Today's Fayetteville Observer reports, "Capital punishment under close scrutiny in Fayetteville, statewide." It's a comprehensive look at the current climate in North Carolina written by Paul Woolverton.
Convicted murderer Marcus Robinson of Fayetteville was hours away from execution in 2007.
But his life was spared by a court-ordered stay to give him and other death row inmates a chance to challenge the constitutionality of the state's method of execution.
The delay turned into an unofficial moratorium on executions that nearly six years later remains unresolved in the courts.
For Robinson, the delay provided enough time to save him from the executioner's needle. This year, he became the first - and, so far, the only - North Carolina death row inmate to use a new law, the Racial Justice Act of 2009, to have his death sentence commuted to life in prison without parole.
Now, the Racial Justice Act, other changes to death penalty law and a decline in jurors' willingness to sentence inmates to death are raising questions about the future of executions in the state. It's unclear when the state will resume administering its ultimate punishment.
According to an Elon University poll, a majority of state residents support the death penalty. But statistics show a growing reluctance to hand down the penalty in court.
In 1999, 24 people were sentenced to death. In 2009, two were sentenced. This year, no one has been sentenced to death in the state, and no more capital trials are scheduled this year.
This will be the first year since the 1977 law when no one in the state has been sentenced to die.
Jurors are not as likely these days to hand down a death sentence, said Ken Rose, a lawyer with the Center for Death Penalty Litigation.
In 1994, North Carolina eliminated parole for people sentenced to life in prison. Rose thinks that when jurors are comfortable that a killer will never go free, they are less prone to vote for death.
An AP condensed version of the report is, "No one new on N.C. death row in 2012." It's via the Charlotte Observer.
North Carolina hasn't always been so ambivalent about executions. Juries in the state have sent 400 people to death row since the state's most recent death penalty law was passed in 1977. Forty-three of those people have been executed.

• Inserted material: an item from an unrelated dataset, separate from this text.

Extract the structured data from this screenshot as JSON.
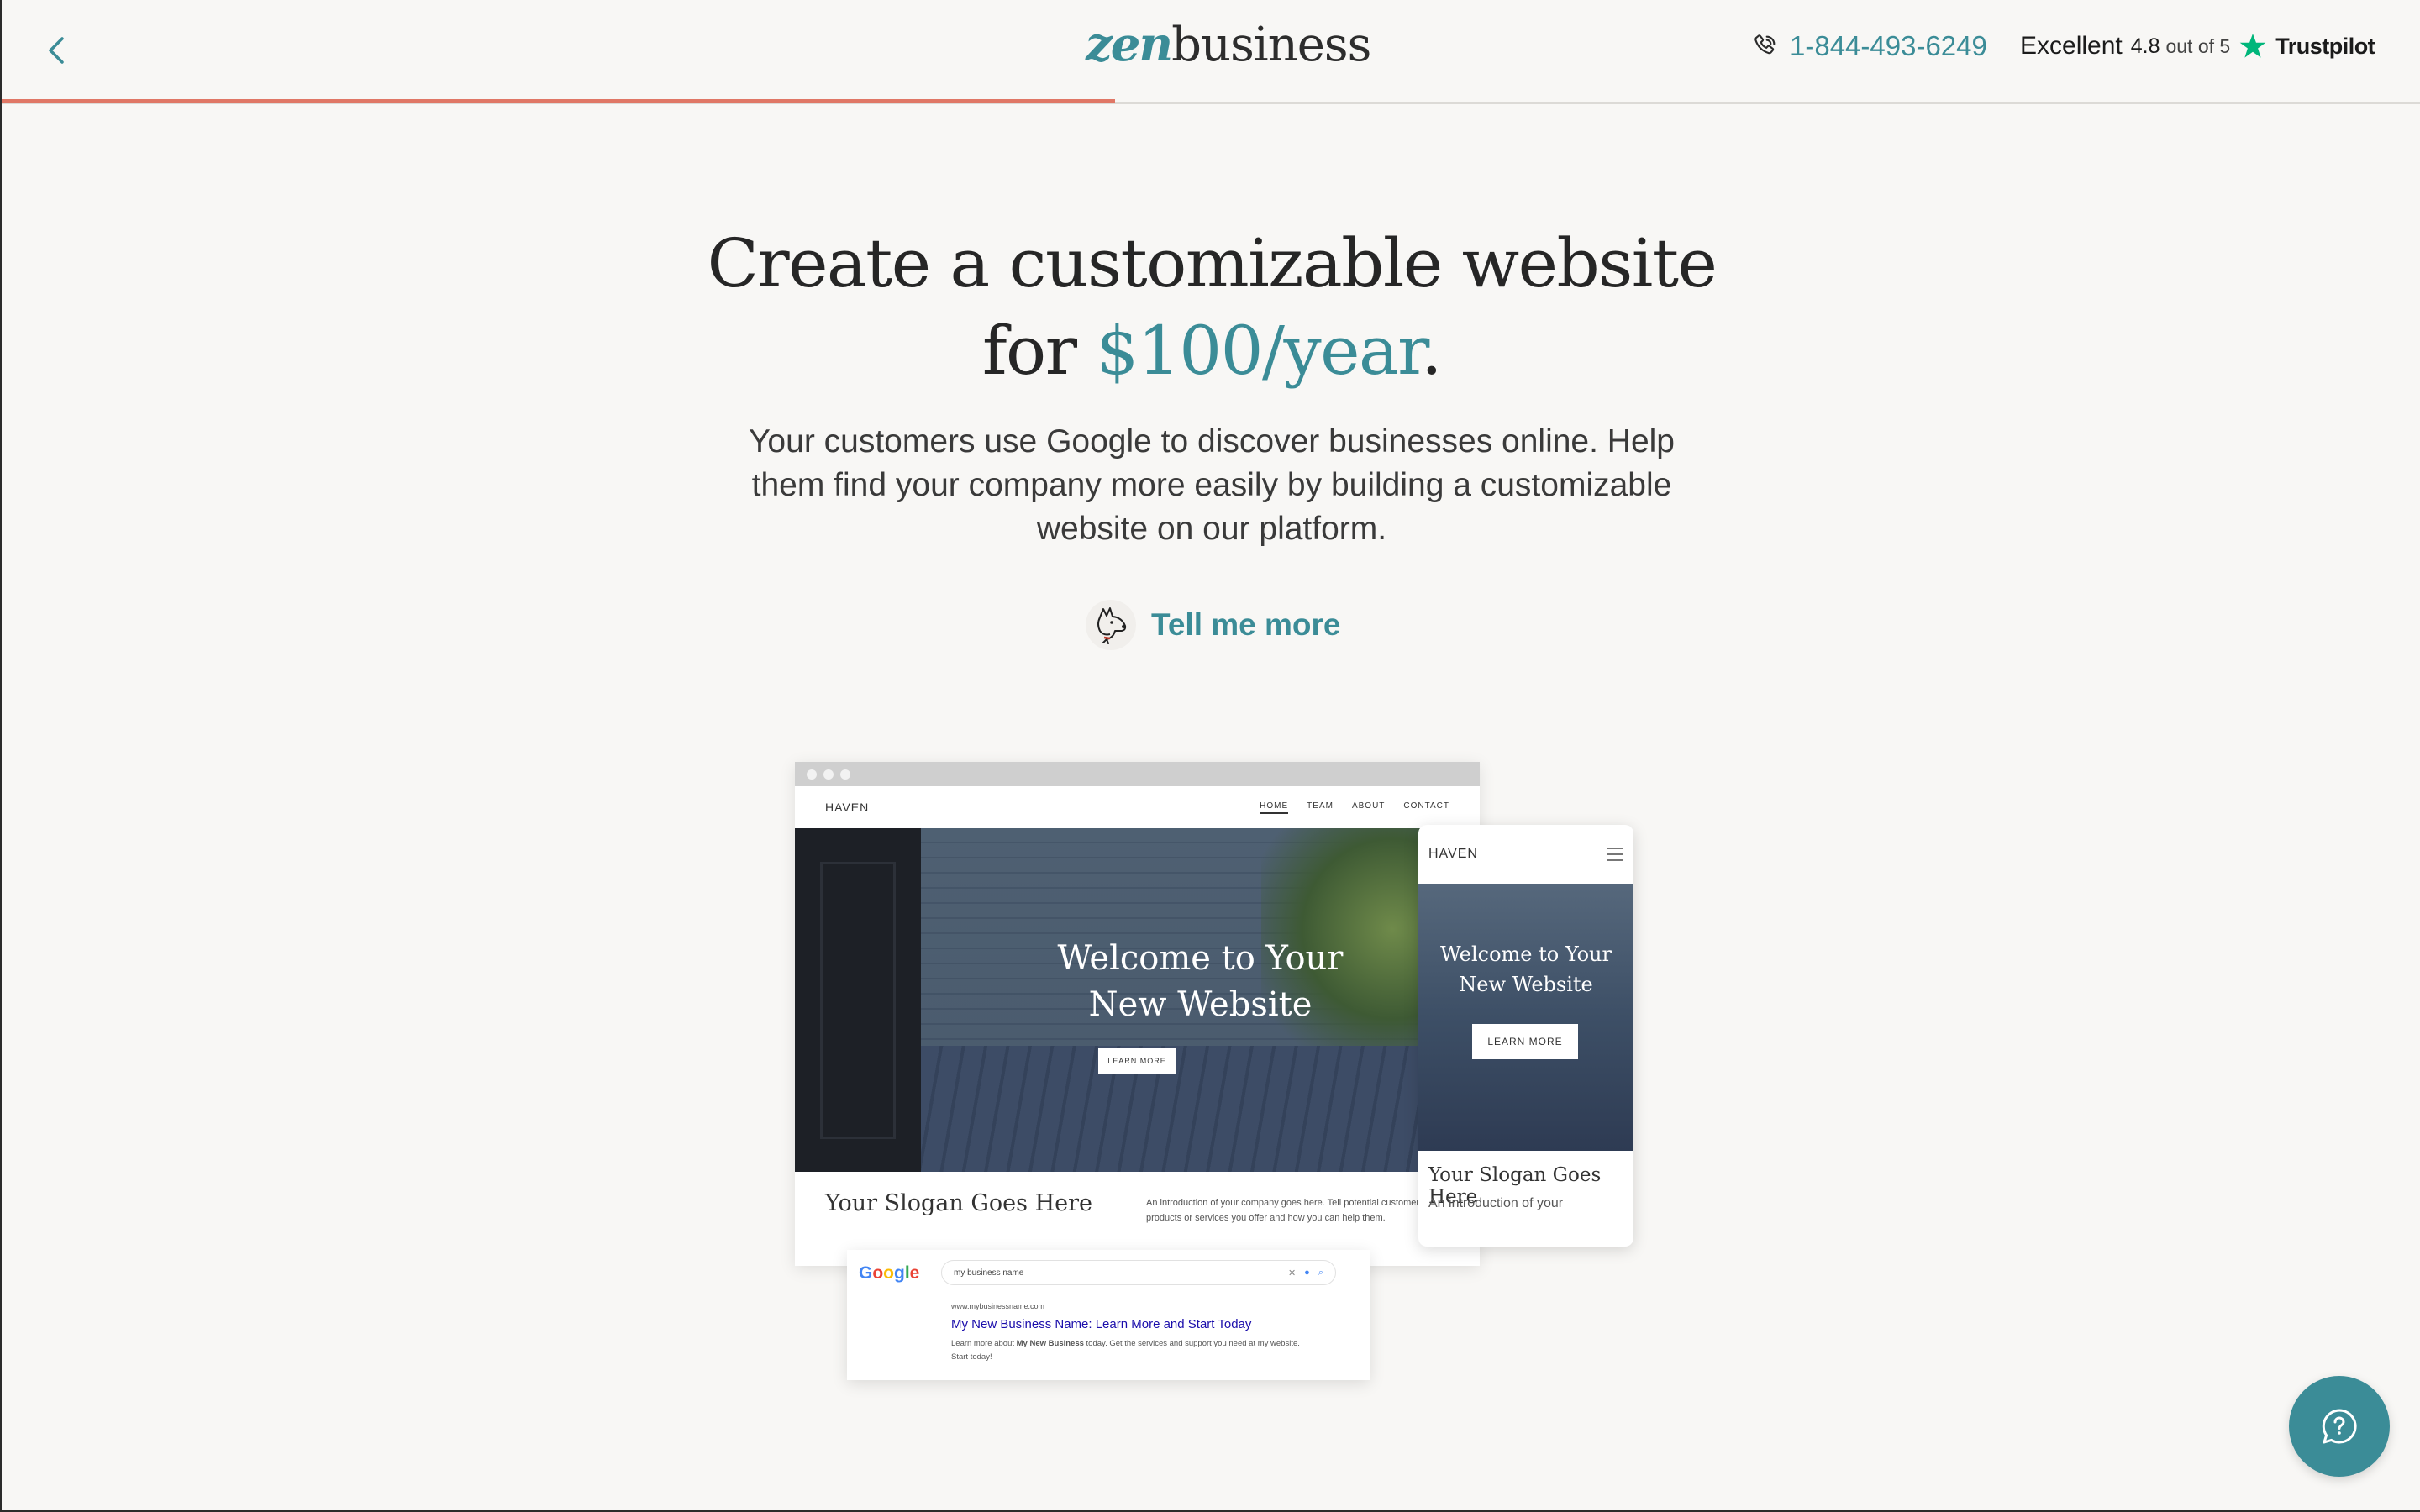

But the pace of new death sentences has slowed considerably. In 1999, 24 people were sentenced to death across North Carolina. In 2009, it dropped to two people, and this year, no new inmates will make it to death row.
Earlier coverage from North Carolina begins at the link.